Whenever I talk about these matters with other preachers, I’m often reminded of Dietrich Bonhoeffer’s advice to his young preachers at the Finkewald seminary, where he said, in essence, “The first few minutes of your message are the most favorable…do not waste time with long introductions…get right to your content…and trust the Word!” It’s an interesting mental exercise to ponder how much of our sermon content is content we generate because we are fundamentally insecure either about our own ability or, frankly, about the power of the gospel to woo and draw and finally unmake human hardheartedness.

What I have found is that when I trust the potency of the few things I know that God has put in my hands and in my heart for the week, it creates a simplicity and clarity that would not have been available otherwise. It creates “white space” in our messages, “margin”, where the risen Christ can walk among us, tapping us on the shoulder, whispering to our hard and wayward hearts. Maybe the hardest and best thing for the preacher to do is find a way to use words to get out of the way. “He must become greater, I must become less” should be the cry of every preacher’s heart.

My guess is that most of you preachers out there don’t have trouble generating good content.
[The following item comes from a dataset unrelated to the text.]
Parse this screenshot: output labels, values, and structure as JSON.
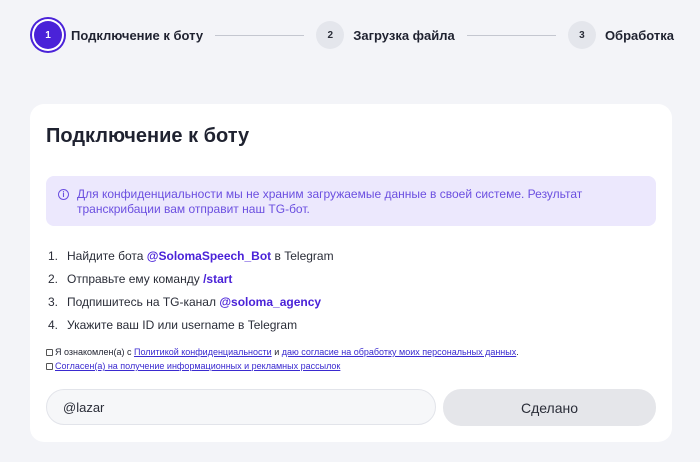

You’re bright. You read a lot. You experience things. You see God at work in people’s lives. You’ve got killer stories. Where you struggle is in letting any of that stuff fall on the cutting room floor.

If that’s you, let me give you two bits of practical encouragement:

  1. Any good creative knows that an enormous amount of content is going to wind up on the floor. If you’re not ok with that, you’re really going to struggle. Keep an open hand with your stuff.
  2. By the same token, be aware that some (maybe a lot) of what winds up on that floor is really great content for some other fantastic message down the line. I can’t tell you how many times I had to take out some large chunk of a message because at the end of the day it either was too much or just didn’t fit, only to find that a month or two down the road, that “chunk” of content was exactly the engine that made another sermon go. Again, keep an open hand.

Ironically, in a blog post about brevity, I’ve waxed long. I’m interested to hear your comments or reflections.



Leave a Reply